> [Work to be completed]: Every entry must be output exactly as it is written.
+===+
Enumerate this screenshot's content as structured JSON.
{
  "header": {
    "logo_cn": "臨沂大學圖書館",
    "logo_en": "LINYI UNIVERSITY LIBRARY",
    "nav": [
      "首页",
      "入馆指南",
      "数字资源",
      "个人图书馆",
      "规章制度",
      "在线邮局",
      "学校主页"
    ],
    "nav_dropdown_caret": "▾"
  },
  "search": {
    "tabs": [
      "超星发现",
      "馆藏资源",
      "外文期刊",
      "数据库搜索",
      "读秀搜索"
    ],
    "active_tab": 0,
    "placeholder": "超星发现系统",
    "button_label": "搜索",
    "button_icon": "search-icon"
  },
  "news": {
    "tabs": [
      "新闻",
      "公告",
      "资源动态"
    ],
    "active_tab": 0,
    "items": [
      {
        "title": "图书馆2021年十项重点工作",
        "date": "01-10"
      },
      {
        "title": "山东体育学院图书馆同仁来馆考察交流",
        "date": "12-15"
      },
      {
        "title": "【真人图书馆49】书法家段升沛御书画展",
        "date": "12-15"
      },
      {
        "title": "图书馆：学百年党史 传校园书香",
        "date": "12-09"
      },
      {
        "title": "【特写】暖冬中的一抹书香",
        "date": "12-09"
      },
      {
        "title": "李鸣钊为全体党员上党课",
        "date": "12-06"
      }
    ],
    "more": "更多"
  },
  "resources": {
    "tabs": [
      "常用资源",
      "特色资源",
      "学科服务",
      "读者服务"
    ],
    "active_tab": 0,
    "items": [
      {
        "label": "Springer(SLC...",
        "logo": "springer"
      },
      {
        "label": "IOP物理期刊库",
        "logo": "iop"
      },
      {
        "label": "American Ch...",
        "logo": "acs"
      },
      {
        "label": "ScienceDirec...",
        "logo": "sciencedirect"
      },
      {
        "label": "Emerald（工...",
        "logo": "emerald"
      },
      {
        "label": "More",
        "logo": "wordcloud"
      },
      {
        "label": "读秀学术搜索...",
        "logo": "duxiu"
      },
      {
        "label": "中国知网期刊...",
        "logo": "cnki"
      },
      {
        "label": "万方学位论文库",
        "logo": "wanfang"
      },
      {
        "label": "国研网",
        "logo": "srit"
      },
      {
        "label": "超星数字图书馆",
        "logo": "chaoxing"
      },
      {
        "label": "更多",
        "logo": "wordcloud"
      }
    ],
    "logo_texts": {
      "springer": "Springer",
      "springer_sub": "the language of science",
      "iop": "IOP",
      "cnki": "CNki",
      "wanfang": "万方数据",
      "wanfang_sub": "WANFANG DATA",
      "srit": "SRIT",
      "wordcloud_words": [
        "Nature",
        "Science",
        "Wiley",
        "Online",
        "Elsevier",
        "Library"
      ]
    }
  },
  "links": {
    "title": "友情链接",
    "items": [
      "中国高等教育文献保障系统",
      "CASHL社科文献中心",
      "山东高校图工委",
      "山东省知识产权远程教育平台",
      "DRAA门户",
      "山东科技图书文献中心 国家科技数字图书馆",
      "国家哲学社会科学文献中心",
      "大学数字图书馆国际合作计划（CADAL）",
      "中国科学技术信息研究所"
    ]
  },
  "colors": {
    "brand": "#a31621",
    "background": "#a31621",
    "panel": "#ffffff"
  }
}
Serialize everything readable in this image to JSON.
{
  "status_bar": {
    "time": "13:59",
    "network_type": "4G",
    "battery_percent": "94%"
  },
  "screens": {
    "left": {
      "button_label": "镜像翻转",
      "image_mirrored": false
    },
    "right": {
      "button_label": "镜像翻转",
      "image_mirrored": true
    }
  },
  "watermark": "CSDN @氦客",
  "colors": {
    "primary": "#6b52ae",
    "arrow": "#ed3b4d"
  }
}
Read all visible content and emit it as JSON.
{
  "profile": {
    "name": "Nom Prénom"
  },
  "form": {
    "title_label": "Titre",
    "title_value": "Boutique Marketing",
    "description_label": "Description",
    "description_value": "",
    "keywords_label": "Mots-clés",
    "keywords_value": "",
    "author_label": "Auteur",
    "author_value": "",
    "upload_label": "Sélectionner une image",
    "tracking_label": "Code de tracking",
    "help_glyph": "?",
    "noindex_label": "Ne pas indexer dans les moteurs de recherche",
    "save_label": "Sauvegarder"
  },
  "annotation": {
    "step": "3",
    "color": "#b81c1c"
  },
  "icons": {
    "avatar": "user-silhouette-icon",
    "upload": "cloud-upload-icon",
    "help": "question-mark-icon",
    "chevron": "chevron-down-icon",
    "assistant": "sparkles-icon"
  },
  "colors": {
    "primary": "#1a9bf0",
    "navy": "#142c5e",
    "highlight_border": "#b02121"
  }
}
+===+
> [The completed task]:
Enumerate this screenshot's content as structured JSON.
{
  "header": {
    "logo_cn": "臨沂大學圖書館",
    "logo_en": "LINYI UNIVERSITY LIBRARY",
    "nav": [
      "首页",
      "入馆指南",
      "数字资源",
      "个人图书馆",
      "规章制度",
      "在线邮局",
      "学校主页"
    ],
    "nav_dropdown_caret": "▾"
  },
  "search": {
    "tabs": [
      "超星发现",
      "馆藏资源",
      "外文期刊",
      "数据库搜索",
      "读秀搜索"
    ],
    "active_tab": 0,
    "placeholder": "超星发现系统",
    "button_label": "搜索",
    "button_icon": "search-icon"
  },
  "news": {
    "tabs": [
      "新闻",
      "公告",
      "资源动态"
    ],
    "active_tab": 0,
    "items": [
      {
        "title": "图书馆2021年十项重点工作",
        "date": "01-10"
      },
      {
        "title": "山东体育学院图书馆同仁来馆考察交流",
        "date": "12-15"
      },
      {
        "title": "【真人图书馆49】书法家段升沛御书画展",
        "date": "12-15"
      },
      {
        "title": "图书馆：学百年党史 传校园书香",
        "date": "12-09"
      },
      {
        "title": "【特写】暖冬中的一抹书香",
        "date": "12-09"
      },
      {
        "title": "李鸣钊为全体党员上党课",
        "date": "12-06"
      }
    ],
    "more": "更多"
  },
  "resources": {
    "tabs": [
      "常用资源",
      "特色资源",
      "学科服务",
      "读者服务"
    ],
    "active_tab": 0,
    "items": [
      {
        "label": "Springer(SLC...",
        "logo": "springer"
      },
      {
        "label": "IOP物理期刊库",
        "logo": "iop"
      },
      {
        "label": "American Ch...",
        "logo": "acs"
      },
      {
        "label": "ScienceDirec...",
        "logo": "sciencedirect"
      },
      {
        "label": "Emerald（工...",
        "logo": "emerald"
      },
      {
        "label": "More",
        "logo": "wordcloud"
      },
      {
        "label": "读秀学术搜索...",
        "logo": "duxiu"
      },
      {
        "label": "中国知网期刊...",
        "logo": "cnki"
      },
      {
        "label": "万方学位论文库",
        "logo": "wanfang"
      },
      {
        "label": "国研网",
        "logo": "srit"
      },
      {
        "label": "超星数字图书馆",
        "logo": "chaoxing"
      },
      {
        "label": "更多",
        "logo": "wordcloud"
      }
    ],
    "logo_texts": {
      "springer": "Springer",
      "springer_sub": "the language of science",
      "iop": "IOP",
      "cnki": "CNki",
      "wanfang": "万方数据",
      "wanfang_sub": "WANFANG DATA",
      "srit": "SRIT",
      "wordcloud_words": [
        "Nature",
        "Science",
        "Wiley",
        "Online",
        "Elsevier",
        "Library"
      ]
    }
  },
  "links": {
    "title": "友情链接",
    "items": [
      "中国高等教育文献保障系统",
      "CASHL社科文献中心",
      "山东高校图工委",
      "山东省知识产权远程教育平台",
      "DRAA门户",
      "山东科技图书文献中心 国家科技数字图书馆",
      "国家哲学社会科学文献中心",
      "大学数字图书馆国际合作计划（CADAL）",
      "中国科学技术信息研究所"
    ]
  },
  "colors": {
    "brand": "#a31621",
    "background": "#a31621",
    "panel": "#ffffff"
  }
}
Serialize everything readable in this image to JSON.
{
  "status_bar": {
    "time": "13:59",
    "network_type": "4G",
    "battery_percent": "94%"
  },
  "screens": {
    "left": {
      "button_label": "镜像翻转",
      "image_mirrored": false
    },
    "right": {
      "button_label": "镜像翻转",
      "image_mirrored": true
    }
  },
  "watermark": "CSDN @氦客",
  "colors": {
    "primary": "#6b52ae",
    "arrow": "#ed3b4d"
  }
}
Read all visible content and emit it as JSON.
{
  "profile": {
    "name": "Nom Prénom"
  },
  "form": {
    "title_label": "Titre",
    "title_value": "Boutique Marketing",
    "description_label": "Description",
    "description_value": "",
    "keywords_label": "Mots-clés",
    "keywords_value": "",
    "author_label": "Auteur",
    "author_value": "",
    "upload_label": "Sélectionner une image",
    "tracking_label": "Code de tracking",
    "help_glyph": "?",
    "noindex_label": "Ne pas indexer dans les moteurs de recherche",
    "save_label": "Sauvegarder"
  },
  "annotation": {
    "step": "3",
    "color": "#b81c1c"
  },
  "icons": {
    "avatar": "user-silhouette-icon",
    "upload": "cloud-upload-icon",
    "help": "question-mark-icon",
    "chevron": "chevron-down-icon",
    "assistant": "sparkles-icon"
  },
  "colors": {
    "primary": "#1a9bf0",
    "navy": "#142c5e",
    "highlight_border": "#b02121"
  }
}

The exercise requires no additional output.